The Olympic Flame this evening flew into RNAS Culdrose in Cornwall thus lighting the 70-day fuse to the beginning of the London 2012 Games.
Footballer David Beckham lit a ceremonial cauldron to mark the arrival of the eternal symbol of the Olympiad on British soil.
THE Olympic Flame burns on English soil tonight for the first time in more than six decades after David Beckham lit a ceremonial cauldron at Culdrose air base.
To a fanfare from Royal Marines buglers, the England footballing legend ignited the eternal symbol of the Games in a ceremony beamed around the globe.
The event heralds a 70-day countdown to the beginning of the biggest sporting event since the 1966 World Cup.
The flame touched down at the Fleet Air Arm base after a four-hour flight from Athens just before 7.30pm.
A gold-liveried British Airways Airbus, named The Firefly, flew the flame in its lantern from Greece.
Also onboard the specially-chartered airliner were some 80 passengers including Princess Anne, Games supremo Lord Coe, London Mayor Boris Johnson, and Sports Minister Hugh Robertson.
It fell to the Princess Royal to carry the flame off the airliner, accompanied by Lord Coe and David Beckham.
They were greeted by a welcoming delegation, headed by Culdrose’s Commanding Officer Capt Willie Entwistle, deputy PM Nick Clegg, and Fleet Commander Admiral George Zambellas.
David Beckham told the cheering crowd: “As a nation we are going to have an amazing couple of months. I am proud to be part of this.”
Mr Clegg said the flame’s arrival, a precursor to the beginning of the Olympic torch relay which begins tomorrow, was an historic moment.
He added: “With every step, the excitement will build – and ten weeks from now, the world will watch as the flame arrives at the new Olympic Stadium, bringing with it the hopes of a nation.”
The flame was actually carried in four gold ‘lanterns’ – three serving as ‘backups’ – which were screwed into seats 1A and 1B on the Airbus; ordinarily no live flame is permitted to be carried on a civilian airliner.
While it covered the 1,650 miles from Greece to
The 500 or so guests – from Olympians to locals, 100 schoolchildren, as well as Culdrose personnel – were treated to performances by the Navy’s Black Cats Lynx helicopter display team and the Band of HM Royal Marines as they waited for the Airbus to arrive.

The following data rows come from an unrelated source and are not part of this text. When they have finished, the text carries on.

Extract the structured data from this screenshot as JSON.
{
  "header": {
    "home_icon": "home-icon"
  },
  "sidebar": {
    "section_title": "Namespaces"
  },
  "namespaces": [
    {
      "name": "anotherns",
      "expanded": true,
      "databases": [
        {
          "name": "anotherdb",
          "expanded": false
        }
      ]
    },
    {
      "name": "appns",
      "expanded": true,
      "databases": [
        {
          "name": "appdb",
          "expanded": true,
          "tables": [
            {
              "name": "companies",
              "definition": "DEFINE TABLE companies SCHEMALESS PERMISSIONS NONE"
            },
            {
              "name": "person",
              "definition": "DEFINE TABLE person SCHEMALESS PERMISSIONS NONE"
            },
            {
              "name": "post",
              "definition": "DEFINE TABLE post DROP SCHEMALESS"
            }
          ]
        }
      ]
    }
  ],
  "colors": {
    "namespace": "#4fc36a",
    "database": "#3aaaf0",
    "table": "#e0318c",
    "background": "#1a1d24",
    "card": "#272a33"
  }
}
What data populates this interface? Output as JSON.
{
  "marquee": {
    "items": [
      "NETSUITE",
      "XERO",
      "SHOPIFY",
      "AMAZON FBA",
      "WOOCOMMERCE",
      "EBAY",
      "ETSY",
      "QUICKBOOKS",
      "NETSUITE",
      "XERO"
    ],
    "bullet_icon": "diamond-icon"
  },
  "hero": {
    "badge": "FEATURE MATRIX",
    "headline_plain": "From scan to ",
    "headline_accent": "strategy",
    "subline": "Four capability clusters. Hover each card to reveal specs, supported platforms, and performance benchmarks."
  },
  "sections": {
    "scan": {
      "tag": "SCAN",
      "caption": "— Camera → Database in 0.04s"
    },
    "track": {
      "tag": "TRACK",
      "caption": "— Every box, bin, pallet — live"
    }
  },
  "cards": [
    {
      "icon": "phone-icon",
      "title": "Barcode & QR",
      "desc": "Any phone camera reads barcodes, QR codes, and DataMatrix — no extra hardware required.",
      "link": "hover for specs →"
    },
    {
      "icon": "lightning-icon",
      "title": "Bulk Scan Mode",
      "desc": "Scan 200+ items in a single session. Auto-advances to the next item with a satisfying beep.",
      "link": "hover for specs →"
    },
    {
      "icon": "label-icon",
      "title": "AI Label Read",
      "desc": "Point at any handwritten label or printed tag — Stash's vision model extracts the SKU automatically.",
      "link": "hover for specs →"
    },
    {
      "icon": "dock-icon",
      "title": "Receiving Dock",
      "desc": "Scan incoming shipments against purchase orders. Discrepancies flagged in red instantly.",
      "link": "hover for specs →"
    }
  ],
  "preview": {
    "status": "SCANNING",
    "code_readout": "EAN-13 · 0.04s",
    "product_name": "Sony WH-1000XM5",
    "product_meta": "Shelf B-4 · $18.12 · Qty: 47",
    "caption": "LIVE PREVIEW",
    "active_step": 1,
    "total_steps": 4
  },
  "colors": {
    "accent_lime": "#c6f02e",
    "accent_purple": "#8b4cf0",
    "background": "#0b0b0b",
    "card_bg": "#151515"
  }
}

In addition to a small arena erected at the end of the runway, the BBC built a temporary set so their popular evening magazine programme The One Show, hosted by Chris Evans and Alex Jones, could be broadcast.
As well as that BBC1 show, the Beeb’s News Channel has been at the air station, near Helston, throughout the day, regularly telling the Olympic – and Culdrose – story.
With the pomp and ceremony at Culdrose now done, the flame is spending the night at Culdrose.
The flame, which was ignited by the rays of the sun in a traditional ceremony in Greece last week before being carried around the Peloponnese, was handed over to Princess Anne as president of the British Olympic Association in a rather wet Athens yesterday.
It’s been assigned a VIP suite in the wardroom and will be guarded by three Metropolitan police officers before an early morning flight to Land’s End.
A 771 NAS Sea King will carry the flame in its specially-designed gold container – which rather looks like a Victorian gas lamp – to the westernmost tip of England, where it will light the first torch at the beginning of an 8,000-mile journey around the land.
Pilots Lt Cdr Martin Shepherd and Lt Chris Whittington, observer Lt Cdr Richard Full and aircrewman Cpl Justin Morgan RM of 771 Naval Air Squadron have the momentous task of delivering the flame in Sea King Sierra 29 on the ten-minute flight.
On landing, Lt Cdr Full will jump out of the aircraft and take the flame to the start of the torch relay, where three-time gold medallist Ben Ainslie will begin the relay, which ends in London’s Olympic Stadium on the evening of July 27